Dean Buckley is one of the 10 finalists in The Washington Post Magazine’s @Work Advice Contest.
About me: Dean Reed Buckley was born 100 years ago in what is now called a “cubicle.” Though happy at home, his heart belongs to work -- finding joy in the glare of fluorescent lights, the hum of copy machines.
Why I should win: Like you, Dean wishes fortune cookies would be more specific. Until that day, his mission is to help others navigate the business world and put an end to anonymous Your-Mom-Doesn’t-Work-Here notes.
Work mantra: “Smile. Be flexible. And dance on conference tables when you can.”
My workplace anecdote: I think my happiness directly correlates with the distance between my office and the kitchen, because I eat often and am perpetually thirsty. As a result, I run the dishwasher and clean the counters to the point where housekeeping now stays away. Despite being a manager, occasionally I wonder if people believe it’s my job to wash the dishes; and I got my confirmation when a coworker reported upon my return from a trip that a temp had huffily demanded, “Where is Dean? This place is a mess!”
On the contest entry form, we offered five sample questions (submitted by real readers) and asked applicants to answer the two of their choice.
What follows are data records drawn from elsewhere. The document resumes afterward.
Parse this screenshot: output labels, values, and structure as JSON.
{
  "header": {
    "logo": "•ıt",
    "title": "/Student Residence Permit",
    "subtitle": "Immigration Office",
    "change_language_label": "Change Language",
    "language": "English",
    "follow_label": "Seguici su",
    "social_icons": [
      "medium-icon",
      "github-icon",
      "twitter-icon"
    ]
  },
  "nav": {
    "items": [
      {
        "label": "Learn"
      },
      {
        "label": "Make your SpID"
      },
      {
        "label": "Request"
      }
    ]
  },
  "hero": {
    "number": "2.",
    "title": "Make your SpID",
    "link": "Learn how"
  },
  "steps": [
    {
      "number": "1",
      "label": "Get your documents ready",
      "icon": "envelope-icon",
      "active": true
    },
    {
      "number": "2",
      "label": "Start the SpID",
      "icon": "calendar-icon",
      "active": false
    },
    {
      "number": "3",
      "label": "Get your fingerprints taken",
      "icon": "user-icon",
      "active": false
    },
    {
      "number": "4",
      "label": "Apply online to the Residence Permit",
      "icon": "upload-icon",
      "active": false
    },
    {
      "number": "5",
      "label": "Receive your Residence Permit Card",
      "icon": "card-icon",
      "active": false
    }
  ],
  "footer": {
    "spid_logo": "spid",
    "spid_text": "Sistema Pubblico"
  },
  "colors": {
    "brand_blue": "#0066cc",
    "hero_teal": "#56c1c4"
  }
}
Q: Colleagues or friends?: I’m at my first job out of college and many of the other young people in the office are friends, hang out after work and even party together at each others’ apartments. I like them, but I always thought you should keep some professional distance from fellow coworkers. I’d enjoy going out to lunch with these people but probably wouldn’t want to take shots with them. What do you think -- and what do you think senior management thinks?
Buckley: There’s a whole lot of thinking going on in your question when perhaps this is the time to be doing.
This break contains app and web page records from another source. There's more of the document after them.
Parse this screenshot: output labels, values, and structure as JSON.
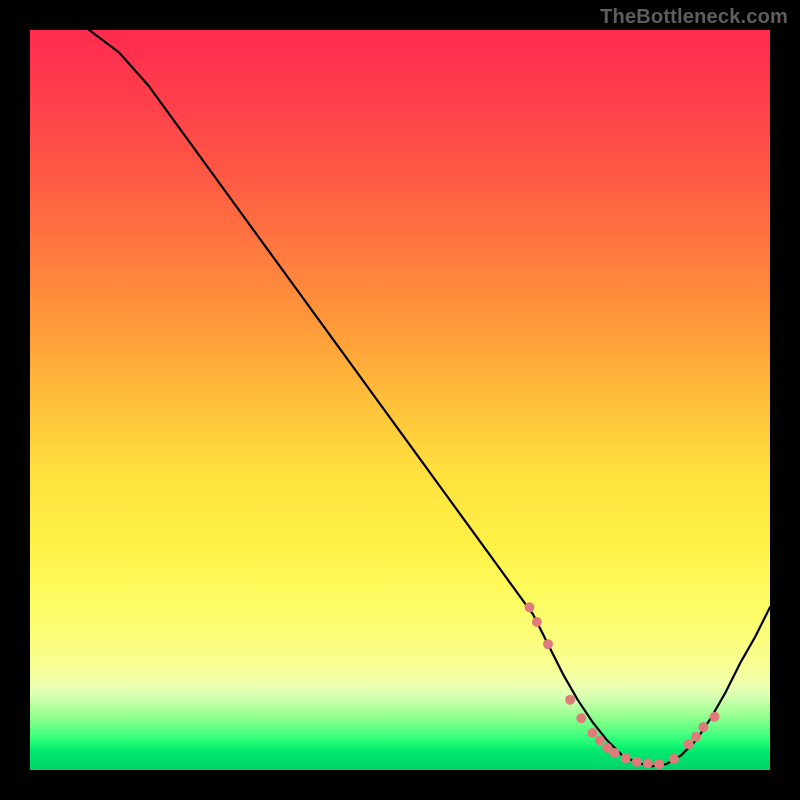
{
  "watermark": "TheBottleneck.com",
  "chart_data": {
    "type": "line",
    "title": "",
    "xlabel": "",
    "ylabel": "",
    "xlim": [
      0,
      100
    ],
    "ylim": [
      0,
      100
    ],
    "grid": false,
    "background": "rainbow-vertical-gradient",
    "series": [
      {
        "name": "bottleneck-curve",
        "color": "#000000",
        "x": [
          8,
          12,
          16,
          20,
          24,
          28,
          32,
          36,
          40,
          44,
          48,
          52,
          56,
          60,
          64,
          68,
          70,
          72,
          74,
          76,
          78,
          80,
          82,
          84,
          86,
          88,
          90,
          92,
          94,
          96,
          98,
          100
        ],
        "y": [
          100,
          97,
          92.5,
          87,
          81.5,
          76,
          70.5,
          65,
          59.5,
          54,
          48.5,
          43,
          37.5,
          32,
          26.5,
          21,
          17,
          13,
          9.5,
          6.5,
          4,
          2,
          1,
          0.5,
          0.8,
          2,
          4,
          7,
          10.5,
          14.5,
          18,
          22
        ]
      }
    ],
    "markers": {
      "name": "highlight-dots",
      "color": "#e07b7b",
      "x": [
        67.5,
        68.5,
        70,
        73,
        74.5,
        76,
        77,
        78,
        79,
        80.5,
        82,
        83.5,
        85,
        87,
        89,
        90,
        91,
        92.5
      ],
      "y": [
        22,
        20,
        17,
        9.5,
        7,
        5,
        4,
        3,
        2.3,
        1.6,
        1.1,
        0.9,
        0.8,
        1.5,
        3.5,
        4.5,
        5.8,
        7.2
      ]
    }
  }
}
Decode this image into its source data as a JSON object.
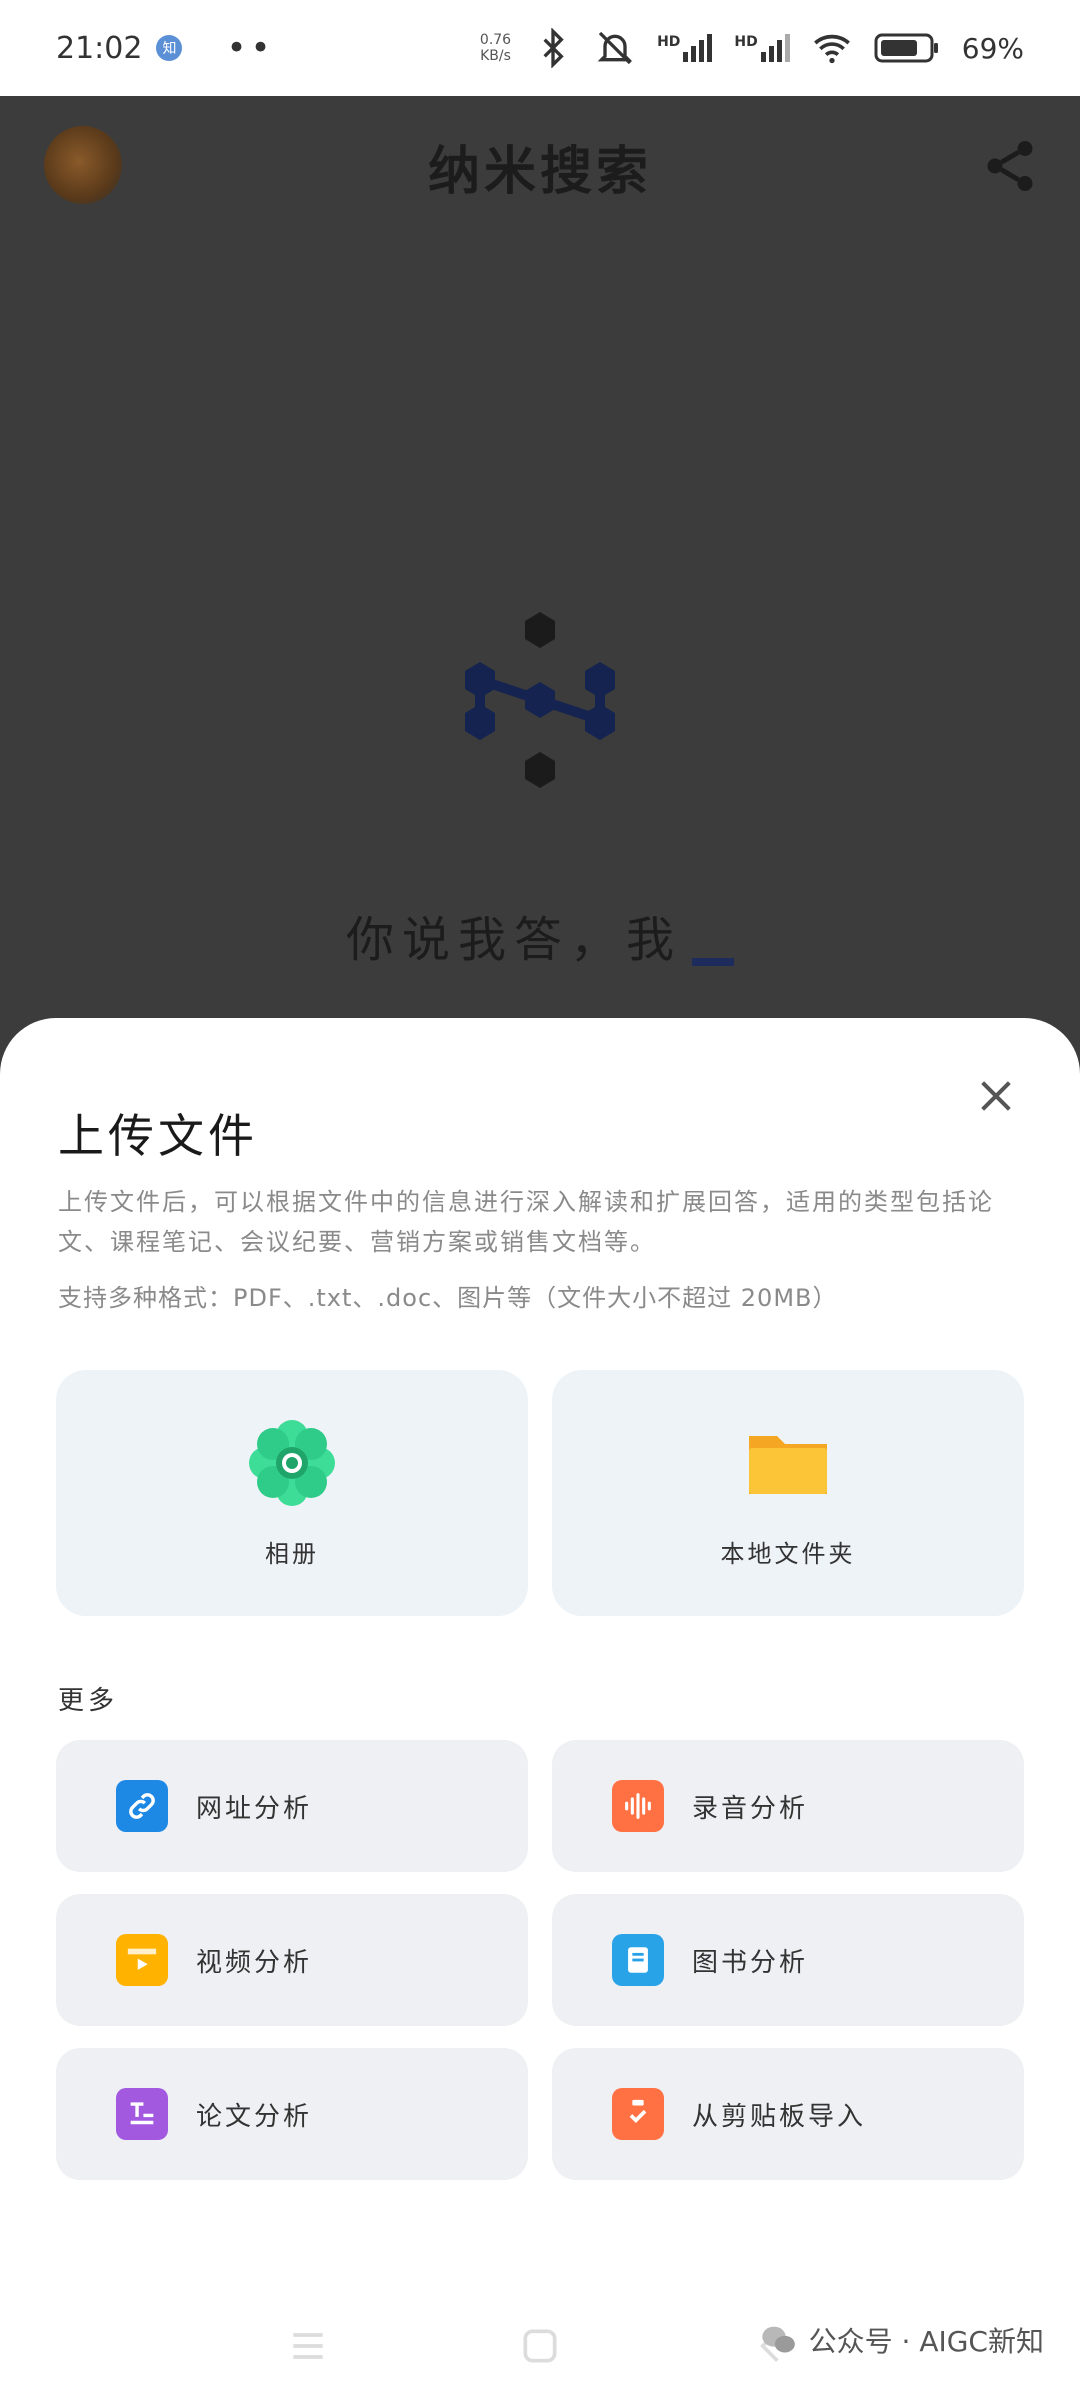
{
  "status_bar": {
    "time": "21:02",
    "badge": "知",
    "dots": "••",
    "net_speed_value": "0.76",
    "net_speed_unit": "KB/s",
    "signal_1_label": "HD",
    "signal_2_label": "HD",
    "battery_percent": "69%"
  },
  "header": {
    "title": "纳米搜索"
  },
  "hero": {
    "slogan": "你说我答，我"
  },
  "upload_sheet": {
    "title": "上传文件",
    "description": "上传文件后，可以根据文件中的信息进行深入解读和扩展回答，适用的类型包括论文、课程笔记、会议纪要、营销方案或销售文档等。",
    "formats": "支持多种格式：PDF、.txt、.doc、图片等（文件大小不超过 20MB）",
    "primary_options": [
      {
        "label": "相册",
        "icon": "photo-album-icon"
      },
      {
        "label": "本地文件夹",
        "icon": "folder-icon"
      }
    ],
    "more_label": "更多",
    "more_options": [
      {
        "label": "网址分析",
        "icon": "link-icon",
        "color": "#1e88e5"
      },
      {
        "label": "录音分析",
        "icon": "audio-icon",
        "color": "#ff7043"
      },
      {
        "label": "视频分析",
        "icon": "video-icon",
        "color": "#ffb300"
      },
      {
        "label": "图书分析",
        "icon": "book-icon",
        "color": "#29a3e8"
      },
      {
        "label": "论文分析",
        "icon": "paper-icon",
        "color": "#a259e0"
      },
      {
        "label": "从剪贴板导入",
        "icon": "clipboard-icon",
        "color": "#ff7043"
      }
    ]
  },
  "watermark": {
    "text": "公众号 · AIGC新知"
  }
}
Professional distance doesn’t look the same as personal distance, which can make you seem socially stunted or aloof. Senior management might believe your partying coworkers are a bunch of muck-ups, but more likely they see team players, colleagues who get along well with others. Since they may very well be the link to your next promotion or future job, consider breaking out of your cerebral shell and joining in. And maybe even downing some shots, as long as they’re not slurped out of anyone’s bellybutton.
Your instinctive caution will serve you well when it comes to the real practice of professional distance, but here it is in broad strokes: Don’t get drunk or sloppy. Don’t mistake these peers for shoulders to cry on. If a colleague talks trash, remain above it. And as a personal favor to advice columnists everywhere, don’t sleep with anyone.
I’m not suggesting you start with schnapps. Lunch is a fine place to begin building relationships if that’s more your speed. When you invite someone to lunch, be flexible and have suggestions at hand – preferably somewhere with a variety of foods that’s cheap and accessible.
Q: Correcting my boss: In conversations with customers, he regularly misuses a relatively common word. It hangs in the air of the conference rooms we visit and I squirm when I see the audience make the “Huh? What did he say?” face, then the “Oh THAT’s what he meant” look of embarrassment. Is there an appropriate way to correct him?
Buckley: Oh that is awkward, isn’t it? If you’re concerned with phrasing, try some variation of: “I had to look up ‘conflagration’ after that last meeting and I’m still confused – did you mean that we’re going to set the office on fire?”
But if you can’t easily bring the subject up with your boss, this isn’t the time to start. So let me ask you a question: Why is it important to you?
And then let me answer it: You’re trying to mitigate your own discomfort in meetings. Because clearly your boss isn’t embarrassed. He doesn’t care. Where you get all rules-y, he plays fast and loose with language. Or maybe he’s simply a bonehead. Or difficult to approach.
These possible pain points all require adjustments on your part, not his. If he’s hard to talk to, make an effort to interact more often. If he’s a buffoon, you’re going to have to single out some good qualities in him – I hear his spreadsheets are immaculate – and love them like there’s no tomorrow. If you’re the librarian, you have to acknowledge you’re not in charge of the reference desk here and, in the name of all things holy, _let go_ of the offending word.
But not before divulging what it is and how he uses it. Please?
What the judges had to say:
Carolyn Hax: Walking a thin line, but interesting. I’m not sure it works to turn the correcting-the-boss issue on the writer, though it’s discussion fodder. And advising someone to do shots! That’s one I’ve never tried.
Eric Peterson: Despite the fact that he assumes a lot, particularly with regard to his second answer, his genuine humor and willingness to call things as he sees them stood out.
Douglas LaBier: His direct statements are a strength, but need more tempering with empathy for the questioner and a broader perspective.
Sydney Trent: I love the humorous, smart and snappy advice! One of my favorites in terms of voice. He assumes too much about the writer’s motives in answering the question about correcting the boss, though.
Lynn Medford: Dean delivers elbows-on-the-table advice that makes sense. I love that he turned the table back to the employee: “Why is it important to you?” One of the wisest principals in the workplace is to know who owns the football.
Meet the @Work Advice Contest’s 10 finalists